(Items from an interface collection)
============

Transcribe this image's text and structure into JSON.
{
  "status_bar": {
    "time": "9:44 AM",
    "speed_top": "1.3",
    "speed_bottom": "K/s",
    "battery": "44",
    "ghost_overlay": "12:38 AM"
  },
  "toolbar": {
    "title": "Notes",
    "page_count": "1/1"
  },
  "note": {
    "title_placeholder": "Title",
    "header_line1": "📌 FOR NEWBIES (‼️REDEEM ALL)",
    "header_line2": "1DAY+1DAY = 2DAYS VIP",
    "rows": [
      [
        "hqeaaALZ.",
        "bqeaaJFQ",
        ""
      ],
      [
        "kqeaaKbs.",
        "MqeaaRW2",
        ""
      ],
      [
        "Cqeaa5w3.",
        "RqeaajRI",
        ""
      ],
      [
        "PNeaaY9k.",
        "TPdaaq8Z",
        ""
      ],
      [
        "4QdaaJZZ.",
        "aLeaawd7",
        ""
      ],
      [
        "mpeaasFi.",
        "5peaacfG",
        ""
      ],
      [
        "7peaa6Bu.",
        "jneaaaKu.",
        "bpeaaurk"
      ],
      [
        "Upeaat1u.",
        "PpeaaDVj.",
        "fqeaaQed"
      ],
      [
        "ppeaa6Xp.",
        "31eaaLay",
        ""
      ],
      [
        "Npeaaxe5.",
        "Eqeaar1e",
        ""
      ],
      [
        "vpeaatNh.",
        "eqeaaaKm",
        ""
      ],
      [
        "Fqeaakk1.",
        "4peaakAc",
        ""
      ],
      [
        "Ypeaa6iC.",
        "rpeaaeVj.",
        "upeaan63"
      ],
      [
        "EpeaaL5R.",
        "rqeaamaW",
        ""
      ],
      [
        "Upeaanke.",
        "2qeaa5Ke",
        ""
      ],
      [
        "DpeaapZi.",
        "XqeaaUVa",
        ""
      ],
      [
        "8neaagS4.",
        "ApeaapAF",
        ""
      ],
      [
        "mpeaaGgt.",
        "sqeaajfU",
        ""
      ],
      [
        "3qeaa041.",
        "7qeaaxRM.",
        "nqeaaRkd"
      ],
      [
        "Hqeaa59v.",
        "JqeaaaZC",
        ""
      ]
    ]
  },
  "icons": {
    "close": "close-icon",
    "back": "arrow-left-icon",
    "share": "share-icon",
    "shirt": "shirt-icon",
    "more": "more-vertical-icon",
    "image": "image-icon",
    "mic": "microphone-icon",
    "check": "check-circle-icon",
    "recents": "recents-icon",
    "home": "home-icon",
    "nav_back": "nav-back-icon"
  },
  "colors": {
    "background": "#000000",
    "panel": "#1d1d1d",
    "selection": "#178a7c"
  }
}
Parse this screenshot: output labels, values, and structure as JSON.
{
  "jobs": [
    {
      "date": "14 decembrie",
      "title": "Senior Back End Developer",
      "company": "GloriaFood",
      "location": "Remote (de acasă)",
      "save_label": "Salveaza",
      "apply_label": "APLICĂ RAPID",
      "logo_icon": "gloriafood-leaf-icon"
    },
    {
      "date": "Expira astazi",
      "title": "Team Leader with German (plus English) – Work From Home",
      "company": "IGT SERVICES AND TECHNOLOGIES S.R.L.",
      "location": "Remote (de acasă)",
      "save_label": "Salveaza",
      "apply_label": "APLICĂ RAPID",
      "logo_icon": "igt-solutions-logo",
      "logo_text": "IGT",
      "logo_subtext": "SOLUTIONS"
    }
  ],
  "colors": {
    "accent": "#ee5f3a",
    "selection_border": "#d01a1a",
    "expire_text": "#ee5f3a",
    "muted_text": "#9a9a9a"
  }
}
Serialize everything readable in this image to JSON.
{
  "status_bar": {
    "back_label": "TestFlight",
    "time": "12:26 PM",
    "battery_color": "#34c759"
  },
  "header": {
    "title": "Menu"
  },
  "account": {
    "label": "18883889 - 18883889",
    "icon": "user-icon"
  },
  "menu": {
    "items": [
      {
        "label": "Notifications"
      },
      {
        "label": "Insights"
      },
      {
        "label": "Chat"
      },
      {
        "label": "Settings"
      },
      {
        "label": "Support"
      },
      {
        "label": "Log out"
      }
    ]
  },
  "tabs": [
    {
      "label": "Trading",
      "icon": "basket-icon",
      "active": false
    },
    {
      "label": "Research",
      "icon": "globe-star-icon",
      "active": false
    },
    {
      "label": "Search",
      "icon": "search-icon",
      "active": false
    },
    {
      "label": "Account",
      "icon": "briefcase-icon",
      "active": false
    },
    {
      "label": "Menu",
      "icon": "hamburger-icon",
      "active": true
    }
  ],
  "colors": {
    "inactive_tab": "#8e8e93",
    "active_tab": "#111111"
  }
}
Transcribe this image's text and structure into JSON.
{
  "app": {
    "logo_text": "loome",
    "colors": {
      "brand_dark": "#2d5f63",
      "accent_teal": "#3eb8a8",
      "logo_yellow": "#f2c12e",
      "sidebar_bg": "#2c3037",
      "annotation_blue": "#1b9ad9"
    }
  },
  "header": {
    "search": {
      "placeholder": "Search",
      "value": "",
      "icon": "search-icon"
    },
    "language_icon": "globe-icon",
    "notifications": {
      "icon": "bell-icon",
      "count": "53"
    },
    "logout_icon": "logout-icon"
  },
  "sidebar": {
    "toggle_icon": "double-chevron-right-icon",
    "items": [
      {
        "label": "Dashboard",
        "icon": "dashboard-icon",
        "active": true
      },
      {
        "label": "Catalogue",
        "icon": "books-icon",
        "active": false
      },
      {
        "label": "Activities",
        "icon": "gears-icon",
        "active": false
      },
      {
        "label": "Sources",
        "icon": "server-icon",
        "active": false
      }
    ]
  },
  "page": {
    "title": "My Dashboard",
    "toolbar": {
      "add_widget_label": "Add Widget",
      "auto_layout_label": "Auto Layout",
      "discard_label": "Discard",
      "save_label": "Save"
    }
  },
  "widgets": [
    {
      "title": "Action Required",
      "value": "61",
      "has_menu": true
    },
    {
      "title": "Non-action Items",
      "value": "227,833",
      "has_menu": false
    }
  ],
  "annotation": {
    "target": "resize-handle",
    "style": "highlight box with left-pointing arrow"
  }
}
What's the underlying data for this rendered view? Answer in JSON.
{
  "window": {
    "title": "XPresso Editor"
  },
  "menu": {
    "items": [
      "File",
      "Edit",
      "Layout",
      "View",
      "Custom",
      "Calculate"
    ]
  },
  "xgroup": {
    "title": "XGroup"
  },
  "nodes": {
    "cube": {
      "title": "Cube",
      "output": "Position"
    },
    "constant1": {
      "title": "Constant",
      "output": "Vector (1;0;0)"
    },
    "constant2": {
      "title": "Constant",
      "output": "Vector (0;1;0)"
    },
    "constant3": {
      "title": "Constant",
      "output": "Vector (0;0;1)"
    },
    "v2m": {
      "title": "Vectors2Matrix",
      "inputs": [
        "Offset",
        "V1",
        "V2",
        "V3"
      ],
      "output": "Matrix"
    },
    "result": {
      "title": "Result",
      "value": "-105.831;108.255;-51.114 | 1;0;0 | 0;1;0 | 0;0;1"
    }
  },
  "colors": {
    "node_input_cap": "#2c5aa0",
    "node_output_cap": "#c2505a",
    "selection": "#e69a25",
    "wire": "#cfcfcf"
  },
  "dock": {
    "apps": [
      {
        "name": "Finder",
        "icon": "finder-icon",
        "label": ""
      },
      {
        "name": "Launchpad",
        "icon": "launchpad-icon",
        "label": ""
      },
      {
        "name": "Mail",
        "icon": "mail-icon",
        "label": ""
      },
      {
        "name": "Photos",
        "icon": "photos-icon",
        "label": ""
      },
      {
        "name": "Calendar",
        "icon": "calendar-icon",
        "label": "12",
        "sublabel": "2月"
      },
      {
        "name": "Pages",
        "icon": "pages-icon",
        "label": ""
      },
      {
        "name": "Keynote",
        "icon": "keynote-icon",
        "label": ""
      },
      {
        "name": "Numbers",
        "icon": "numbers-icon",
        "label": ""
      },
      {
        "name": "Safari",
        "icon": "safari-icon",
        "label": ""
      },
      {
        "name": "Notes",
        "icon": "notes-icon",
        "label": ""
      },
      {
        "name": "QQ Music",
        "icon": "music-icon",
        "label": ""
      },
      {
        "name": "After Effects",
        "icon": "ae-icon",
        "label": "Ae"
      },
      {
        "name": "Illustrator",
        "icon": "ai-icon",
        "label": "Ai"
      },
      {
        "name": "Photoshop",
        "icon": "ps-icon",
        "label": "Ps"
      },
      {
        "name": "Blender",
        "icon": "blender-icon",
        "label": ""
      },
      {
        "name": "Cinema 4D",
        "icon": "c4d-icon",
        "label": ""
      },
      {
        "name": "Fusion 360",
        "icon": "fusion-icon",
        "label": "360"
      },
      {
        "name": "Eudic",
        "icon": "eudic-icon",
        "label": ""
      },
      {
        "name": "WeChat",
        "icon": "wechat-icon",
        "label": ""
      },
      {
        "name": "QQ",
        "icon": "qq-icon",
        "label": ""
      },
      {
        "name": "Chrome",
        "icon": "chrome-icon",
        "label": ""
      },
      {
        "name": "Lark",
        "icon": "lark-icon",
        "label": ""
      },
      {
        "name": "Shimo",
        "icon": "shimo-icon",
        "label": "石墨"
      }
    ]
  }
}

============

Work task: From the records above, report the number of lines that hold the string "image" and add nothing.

Exercise response: 4